Stress can help or hurt learning depending on when the stressor hits. As psychologists well know, exposure to brief stress just before an event can enhance long-term memory of that occurrence. Had the stressful experience descended 30 minutes prior, learning would instead have been impaired. A new study published in the February Neurobiology of Learning and Memory now finds that the effect is sex-dependent.
Male and female participants were randomly assigned to one of two groups: For three minutes, one group submerged a hand in ice-cold water, while the control subjects placed their hand in warm water. Thirty minutes later they attempted to memorize a list of words on which they were tested 24 hours later.
Men who exhibited a robust physiological response to the stress of the ice bath, as measured by levels of the hormone cortisol in their blood, could not recall as many words as men who were less fazed by the cold, men in the control group, or women in both groups. Women who had a minimal cortisol response to the ice water performed better than the control groups, although the difference was small. “Males appear to be more sensitive to stress- and cortisol-related impairments of learning and memory,” says Phillip R. Zoladz, co-author of the study and professor of psychology at Ohio Northern University.
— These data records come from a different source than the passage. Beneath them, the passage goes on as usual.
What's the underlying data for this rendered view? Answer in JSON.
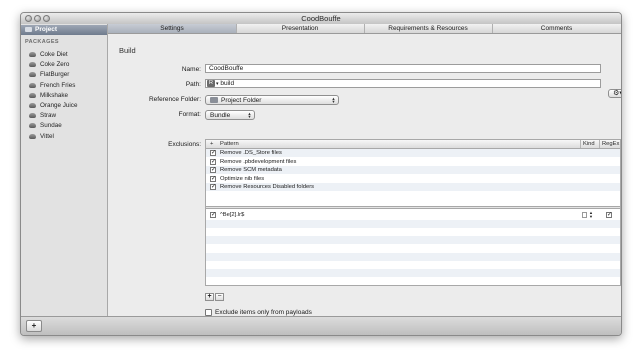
{
  "window": {
    "title": "CoodBouffe"
  },
  "sidebar": {
    "project_label": "Project",
    "section_header": "PACKAGES",
    "packages": [
      "Coke Diet",
      "Coke Zero",
      "FlatBurger",
      "French Fries",
      "Milkshake",
      "Orange Juice",
      "Straw",
      "Sundae",
      "Vittel"
    ]
  },
  "tabs": [
    {
      "label": "Settings",
      "active": true
    },
    {
      "label": "Presentation",
      "active": false
    },
    {
      "label": "Requirements & Resources",
      "active": false
    },
    {
      "label": "Comments",
      "active": false
    }
  ],
  "build": {
    "section_title": "Build",
    "name_label": "Name:",
    "name_value": "CoodBouffe",
    "path_label": "Path:",
    "path_badge": "R",
    "path_value": "build",
    "reference_folder_label": "Reference Folder:",
    "reference_folder_value": "Project Folder",
    "format_label": "Format:",
    "format_value": "Bundle",
    "exclusions_label": "Exclusions:"
  },
  "exclusions": {
    "columns": {
      "sort": "+",
      "pattern": "Pattern",
      "kind": "Kind",
      "regex": "RegEx"
    },
    "presets": [
      {
        "label": "Remove .DS_Store files",
        "checked": true
      },
      {
        "label": "Remove .pbdevelopment files",
        "checked": true
      },
      {
        "label": "Remove SCM metadata",
        "checked": true
      },
      {
        "label": "Optimize nib files",
        "checked": true
      },
      {
        "label": "Remove Resources Disabled folders",
        "checked": true
      }
    ],
    "custom": [
      {
        "pattern": "^Be[2].lr$",
        "checked": true,
        "regex": true
      }
    ]
  },
  "buttons": {
    "add": "+",
    "remove": "−",
    "bottom_add": "+",
    "gear": "⚙▾"
  },
  "exclude_payloads_label": "Exclude items only from payloads"
}
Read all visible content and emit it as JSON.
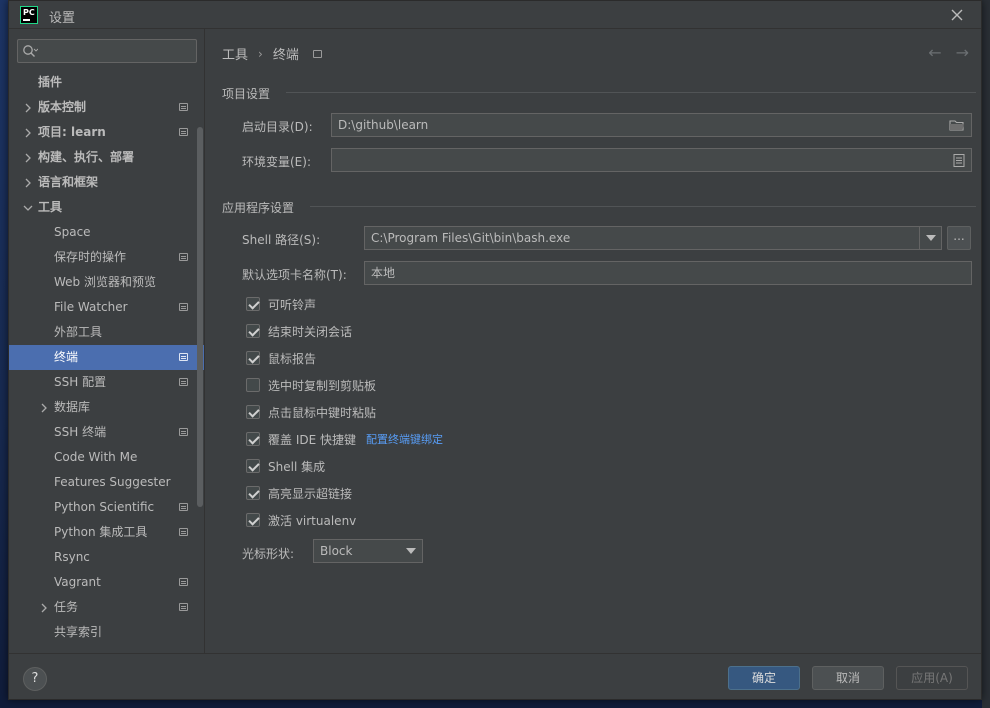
{
  "window": {
    "title": "设置",
    "app_icon_text": "PC"
  },
  "search": {
    "placeholder": "",
    "value": ""
  },
  "sidebar": {
    "items": [
      {
        "label": "插件",
        "level": 1,
        "arrow": "",
        "badge": false,
        "bold": true,
        "selected": false
      },
      {
        "label": "版本控制",
        "level": 0,
        "arrow": "right",
        "badge": true,
        "bold": true,
        "selected": false
      },
      {
        "label": "项目: learn",
        "level": 0,
        "arrow": "right",
        "badge": true,
        "bold": true,
        "selected": false
      },
      {
        "label": "构建、执行、部署",
        "level": 0,
        "arrow": "right",
        "badge": false,
        "bold": true,
        "selected": false
      },
      {
        "label": "语言和框架",
        "level": 0,
        "arrow": "right",
        "badge": false,
        "bold": true,
        "selected": false
      },
      {
        "label": "工具",
        "level": 0,
        "arrow": "down",
        "badge": false,
        "bold": true,
        "selected": false
      },
      {
        "label": "Space",
        "level": 2,
        "arrow": "",
        "badge": false,
        "bold": false,
        "selected": false
      },
      {
        "label": "保存时的操作",
        "level": 2,
        "arrow": "",
        "badge": true,
        "bold": false,
        "selected": false
      },
      {
        "label": "Web 浏览器和预览",
        "level": 2,
        "arrow": "",
        "badge": false,
        "bold": false,
        "selected": false
      },
      {
        "label": "File Watcher",
        "level": 2,
        "arrow": "",
        "badge": true,
        "bold": false,
        "selected": false
      },
      {
        "label": "外部工具",
        "level": 2,
        "arrow": "",
        "badge": false,
        "bold": false,
        "selected": false
      },
      {
        "label": "终端",
        "level": 2,
        "arrow": "",
        "badge": true,
        "bold": false,
        "selected": true
      },
      {
        "label": "SSH 配置",
        "level": 2,
        "arrow": "",
        "badge": true,
        "bold": false,
        "selected": false
      },
      {
        "label": "数据库",
        "level": 1,
        "arrow": "right",
        "badge": false,
        "bold": false,
        "selected": false
      },
      {
        "label": "SSH 终端",
        "level": 2,
        "arrow": "",
        "badge": true,
        "bold": false,
        "selected": false
      },
      {
        "label": "Code With Me",
        "level": 2,
        "arrow": "",
        "badge": false,
        "bold": false,
        "selected": false
      },
      {
        "label": "Features Suggester",
        "level": 2,
        "arrow": "",
        "badge": false,
        "bold": false,
        "selected": false
      },
      {
        "label": "Python Scientific",
        "level": 2,
        "arrow": "",
        "badge": true,
        "bold": false,
        "selected": false
      },
      {
        "label": "Python 集成工具",
        "level": 2,
        "arrow": "",
        "badge": true,
        "bold": false,
        "selected": false
      },
      {
        "label": "Rsync",
        "level": 2,
        "arrow": "",
        "badge": false,
        "bold": false,
        "selected": false
      },
      {
        "label": "Vagrant",
        "level": 2,
        "arrow": "",
        "badge": true,
        "bold": false,
        "selected": false
      },
      {
        "label": "任务",
        "level": 1,
        "arrow": "right",
        "badge": true,
        "bold": false,
        "selected": false
      },
      {
        "label": "共享索引",
        "level": 2,
        "arrow": "",
        "badge": false,
        "bold": false,
        "selected": false
      }
    ]
  },
  "breadcrumb": {
    "parent": "工具",
    "separator": "›",
    "current": "终端"
  },
  "nav": {
    "back": "←",
    "forward": "→"
  },
  "project_settings": {
    "title": "项目设置",
    "start_dir_label": "启动目录(D):",
    "start_dir_value": "D:\\github\\learn",
    "env_label": "环境变量(E):",
    "env_value": ""
  },
  "app_settings": {
    "title": "应用程序设置",
    "shell_label": "Shell 路径(S):",
    "shell_value": "C:\\Program Files\\Git\\bin\\bash.exe",
    "dots_label": "...",
    "tab_name_label": "默认选项卡名称(T):",
    "tab_name_value": "本地",
    "checkboxes": [
      {
        "label": "可听铃声",
        "checked": true
      },
      {
        "label": "结束时关闭会话",
        "checked": true
      },
      {
        "label": "鼠标报告",
        "checked": true
      },
      {
        "label": "选中时复制到剪贴板",
        "checked": false
      },
      {
        "label": "点击鼠标中键时粘贴",
        "checked": true
      },
      {
        "label": "覆盖 IDE 快捷键",
        "checked": true,
        "link": "配置终端键绑定"
      },
      {
        "label": "Shell 集成",
        "checked": true
      },
      {
        "label": "高亮显示超链接",
        "checked": true
      },
      {
        "label": "激活 virtualenv",
        "checked": true
      }
    ],
    "cursor_label": "光标形状:",
    "cursor_value": "Block"
  },
  "footer": {
    "help": "?",
    "ok": "确定",
    "cancel": "取消",
    "apply": "应用(A)"
  },
  "colors": {
    "selection": "#4b6eaf",
    "primary_button": "#365880",
    "link": "#589df6",
    "background": "#3c3f41"
  }
}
Some studies suggest that in women, stress effects may be mediated by stages of the menstrual cycle, which can alter sensitivity to stress hormones, but the new study did not investigate that variable.
Only a physiological test can truly determine whether your memory is vulnerable to prelearning stress, but signs such as a racing heart and sweaty palms may be clues that you might be prone to this effect. If so, tried-and-true memory-boosting techniques can help. “If stress is causing forgetfulness, it can be helpful to use reminders—like sticky notes placed where they will catch your attention—to trigger a memory,” Zoladz says.